RECORDED INFORMATION
== == ==

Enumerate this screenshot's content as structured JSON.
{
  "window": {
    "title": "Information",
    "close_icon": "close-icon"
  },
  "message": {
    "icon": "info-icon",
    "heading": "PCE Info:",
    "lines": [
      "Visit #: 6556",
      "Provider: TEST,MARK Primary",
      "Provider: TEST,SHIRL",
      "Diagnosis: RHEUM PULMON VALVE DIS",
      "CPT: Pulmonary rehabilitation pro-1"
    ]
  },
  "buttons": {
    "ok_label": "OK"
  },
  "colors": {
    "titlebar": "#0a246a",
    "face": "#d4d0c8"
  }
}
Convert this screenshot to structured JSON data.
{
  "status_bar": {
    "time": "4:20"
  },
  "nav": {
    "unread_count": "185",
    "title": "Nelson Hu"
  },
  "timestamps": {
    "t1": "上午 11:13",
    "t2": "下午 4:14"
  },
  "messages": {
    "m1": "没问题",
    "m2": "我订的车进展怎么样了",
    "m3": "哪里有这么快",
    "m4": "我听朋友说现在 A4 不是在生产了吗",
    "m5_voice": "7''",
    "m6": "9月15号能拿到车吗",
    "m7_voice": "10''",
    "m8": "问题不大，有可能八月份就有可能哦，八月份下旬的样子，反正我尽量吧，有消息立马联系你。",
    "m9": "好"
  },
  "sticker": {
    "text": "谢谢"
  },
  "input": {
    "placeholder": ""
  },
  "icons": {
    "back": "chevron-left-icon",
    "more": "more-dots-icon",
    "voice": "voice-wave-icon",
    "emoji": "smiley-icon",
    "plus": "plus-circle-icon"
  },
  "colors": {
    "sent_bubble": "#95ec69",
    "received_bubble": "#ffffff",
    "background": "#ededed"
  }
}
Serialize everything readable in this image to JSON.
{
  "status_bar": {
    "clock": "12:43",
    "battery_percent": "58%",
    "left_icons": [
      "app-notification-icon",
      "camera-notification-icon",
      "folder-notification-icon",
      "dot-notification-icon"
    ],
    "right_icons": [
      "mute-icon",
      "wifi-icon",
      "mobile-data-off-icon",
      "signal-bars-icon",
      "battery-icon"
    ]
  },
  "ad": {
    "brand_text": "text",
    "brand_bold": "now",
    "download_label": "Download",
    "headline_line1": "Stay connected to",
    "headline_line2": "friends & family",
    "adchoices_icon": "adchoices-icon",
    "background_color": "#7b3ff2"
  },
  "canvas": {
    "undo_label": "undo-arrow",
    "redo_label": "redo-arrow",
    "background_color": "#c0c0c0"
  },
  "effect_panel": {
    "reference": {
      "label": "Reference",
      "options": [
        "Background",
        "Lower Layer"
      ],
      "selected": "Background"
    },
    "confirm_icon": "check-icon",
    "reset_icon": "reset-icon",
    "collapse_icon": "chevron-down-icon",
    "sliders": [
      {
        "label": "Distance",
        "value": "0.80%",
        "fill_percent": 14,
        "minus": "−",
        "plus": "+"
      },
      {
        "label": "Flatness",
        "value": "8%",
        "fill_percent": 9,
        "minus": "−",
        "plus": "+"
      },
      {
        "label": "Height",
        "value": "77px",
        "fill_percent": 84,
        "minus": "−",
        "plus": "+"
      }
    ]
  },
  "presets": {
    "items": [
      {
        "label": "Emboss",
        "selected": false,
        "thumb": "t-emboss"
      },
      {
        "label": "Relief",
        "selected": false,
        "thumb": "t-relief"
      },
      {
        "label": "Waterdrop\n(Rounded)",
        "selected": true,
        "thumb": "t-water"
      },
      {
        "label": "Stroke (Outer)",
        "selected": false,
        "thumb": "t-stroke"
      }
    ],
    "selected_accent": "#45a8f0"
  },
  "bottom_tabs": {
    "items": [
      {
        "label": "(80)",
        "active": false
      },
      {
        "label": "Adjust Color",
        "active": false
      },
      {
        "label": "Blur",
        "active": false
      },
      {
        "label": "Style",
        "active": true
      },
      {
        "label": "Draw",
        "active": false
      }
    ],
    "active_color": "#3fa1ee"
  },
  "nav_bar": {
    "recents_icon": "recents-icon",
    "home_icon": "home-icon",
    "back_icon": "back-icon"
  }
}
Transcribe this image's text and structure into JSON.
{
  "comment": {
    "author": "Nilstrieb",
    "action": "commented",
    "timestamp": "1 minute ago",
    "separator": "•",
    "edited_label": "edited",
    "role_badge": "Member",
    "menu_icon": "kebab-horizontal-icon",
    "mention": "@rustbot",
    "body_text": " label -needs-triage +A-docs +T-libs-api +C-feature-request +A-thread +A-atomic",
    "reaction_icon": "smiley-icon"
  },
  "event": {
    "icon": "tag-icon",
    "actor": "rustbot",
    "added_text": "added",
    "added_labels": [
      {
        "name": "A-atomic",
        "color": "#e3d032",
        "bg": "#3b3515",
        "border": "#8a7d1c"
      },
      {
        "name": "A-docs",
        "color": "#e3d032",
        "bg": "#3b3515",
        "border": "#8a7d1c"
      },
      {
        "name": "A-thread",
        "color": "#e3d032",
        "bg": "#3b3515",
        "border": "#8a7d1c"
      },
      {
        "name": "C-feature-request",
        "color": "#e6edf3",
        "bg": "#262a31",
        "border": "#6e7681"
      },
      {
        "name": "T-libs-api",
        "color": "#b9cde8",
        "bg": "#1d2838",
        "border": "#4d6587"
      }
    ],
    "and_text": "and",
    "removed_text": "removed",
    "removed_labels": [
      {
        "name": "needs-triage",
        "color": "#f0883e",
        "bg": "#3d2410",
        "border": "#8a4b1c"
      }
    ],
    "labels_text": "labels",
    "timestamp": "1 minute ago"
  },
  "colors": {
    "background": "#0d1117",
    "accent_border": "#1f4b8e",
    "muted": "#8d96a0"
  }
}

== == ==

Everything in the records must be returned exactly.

RESULT FOR THIS EXERCISE
Enumerate this screenshot's content as structured JSON.
{
  "window": {
    "title": "Information",
    "close_icon": "close-icon"
  },
  "message": {
    "icon": "info-icon",
    "heading": "PCE Info:",
    "lines": [
      "Visit #: 6556",
      "Provider: TEST,MARK Primary",
      "Provider: TEST,SHIRL",
      "Diagnosis: RHEUM PULMON VALVE DIS",
      "CPT: Pulmonary rehabilitation pro-1"
    ]
  },
  "buttons": {
    "ok_label": "OK"
  },
  "colors": {
    "titlebar": "#0a246a",
    "face": "#d4d0c8"
  }
}
Convert this screenshot to structured JSON data.
{
  "status_bar": {
    "time": "4:20"
  },
  "nav": {
    "unread_count": "185",
    "title": "Nelson Hu"
  },
  "timestamps": {
    "t1": "上午 11:13",
    "t2": "下午 4:14"
  },
  "messages": {
    "m1": "没问题",
    "m2": "我订的车进展怎么样了",
    "m3": "哪里有这么快",
    "m4": "我听朋友说现在 A4 不是在生产了吗",
    "m5_voice": "7''",
    "m6": "9月15号能拿到车吗",
    "m7_voice": "10''",
    "m8": "问题不大，有可能八月份就有可能哦，八月份下旬的样子，反正我尽量吧，有消息立马联系你。",
    "m9": "好"
  },
  "sticker": {
    "text": "谢谢"
  },
  "input": {
    "placeholder": ""
  },
  "icons": {
    "back": "chevron-left-icon",
    "more": "more-dots-icon",
    "voice": "voice-wave-icon",
    "emoji": "smiley-icon",
    "plus": "plus-circle-icon"
  },
  "colors": {
    "sent_bubble": "#95ec69",
    "received_bubble": "#ffffff",
    "background": "#ededed"
  }
}
Serialize everything readable in this image to JSON.
{
  "status_bar": {
    "clock": "12:43",
    "battery_percent": "58%",
    "left_icons": [
      "app-notification-icon",
      "camera-notification-icon",
      "folder-notification-icon",
      "dot-notification-icon"
    ],
    "right_icons": [
      "mute-icon",
      "wifi-icon",
      "mobile-data-off-icon",
      "signal-bars-icon",
      "battery-icon"
    ]
  },
  "ad": {
    "brand_text": "text",
    "brand_bold": "now",
    "download_label": "Download",
    "headline_line1": "Stay connected to",
    "headline_line2": "friends & family",
    "adchoices_icon": "adchoices-icon",
    "background_color": "#7b3ff2"
  },
  "canvas": {
    "undo_label": "undo-arrow",
    "redo_label": "redo-arrow",
    "background_color": "#c0c0c0"
  },
  "effect_panel": {
    "reference": {
      "label": "Reference",
      "options": [
        "Background",
        "Lower Layer"
      ],
      "selected": "Background"
    },
    "confirm_icon": "check-icon",
    "reset_icon": "reset-icon",
    "collapse_icon": "chevron-down-icon",
    "sliders": [
      {
        "label": "Distance",
        "value": "0.80%",
        "fill_percent": 14,
        "minus": "−",
        "plus": "+"
      },
      {
        "label": "Flatness",
        "value": "8%",
        "fill_percent": 9,
        "minus": "−",
        "plus": "+"
      },
      {
        "label": "Height",
        "value": "77px",
        "fill_percent": 84,
        "minus": "−",
        "plus": "+"
      }
    ]
  },
  "presets": {
    "items": [
      {
        "label": "Emboss",
        "selected": false,
        "thumb": "t-emboss"
      },
      {
        "label": "Relief",
        "selected": false,
        "thumb": "t-relief"
      },
      {
        "label": "Waterdrop\n(Rounded)",
        "selected": true,
        "thumb": "t-water"
      },
      {
        "label": "Stroke (Outer)",
        "selected": false,
        "thumb": "t-stroke"
      }
    ],
    "selected_accent": "#45a8f0"
  },
  "bottom_tabs": {
    "items": [
      {
        "label": "(80)",
        "active": false
      },
      {
        "label": "Adjust Color",
        "active": false
      },
      {
        "label": "Blur",
        "active": false
      },
      {
        "label": "Style",
        "active": true
      },
      {
        "label": "Draw",
        "active": false
      }
    ],
    "active_color": "#3fa1ee"
  },
  "nav_bar": {
    "recents_icon": "recents-icon",
    "home_icon": "home-icon",
    "back_icon": "back-icon"
  }
}
Transcribe this image's text and structure into JSON.
{
  "comment": {
    "author": "Nilstrieb",
    "action": "commented",
    "timestamp": "1 minute ago",
    "separator": "•",
    "edited_label": "edited",
    "role_badge": "Member",
    "menu_icon": "kebab-horizontal-icon",
    "mention": "@rustbot",
    "body_text": " label -needs-triage +A-docs +T-libs-api +C-feature-request +A-thread +A-atomic",
    "reaction_icon": "smiley-icon"
  },
  "event": {
    "icon": "tag-icon",
    "actor": "rustbot",
    "added_text": "added",
    "added_labels": [
      {
        "name": "A-atomic",
        "color": "#e3d032",
        "bg": "#3b3515",
        "border": "#8a7d1c"
      },
      {
        "name": "A-docs",
        "color": "#e3d032",
        "bg": "#3b3515",
        "border": "#8a7d1c"
      },
      {
        "name": "A-thread",
        "color": "#e3d032",
        "bg": "#3b3515",
        "border": "#8a7d1c"
      },
      {
        "name": "C-feature-request",
        "color": "#e6edf3",
        "bg": "#262a31",
        "border": "#6e7681"
      },
      {
        "name": "T-libs-api",
        "color": "#b9cde8",
        "bg": "#1d2838",
        "border": "#4d6587"
      }
    ],
    "and_text": "and",
    "removed_text": "removed",
    "removed_labels": [
      {
        "name": "needs-triage",
        "color": "#f0883e",
        "bg": "#3d2410",
        "border": "#8a4b1c"
      }
    ],
    "labels_text": "labels",
    "timestamp": "1 minute ago"
  },
  "colors": {
    "background": "#0d1117",
    "accent_border": "#1f4b8e",
    "muted": "#8d96a0"
  }
}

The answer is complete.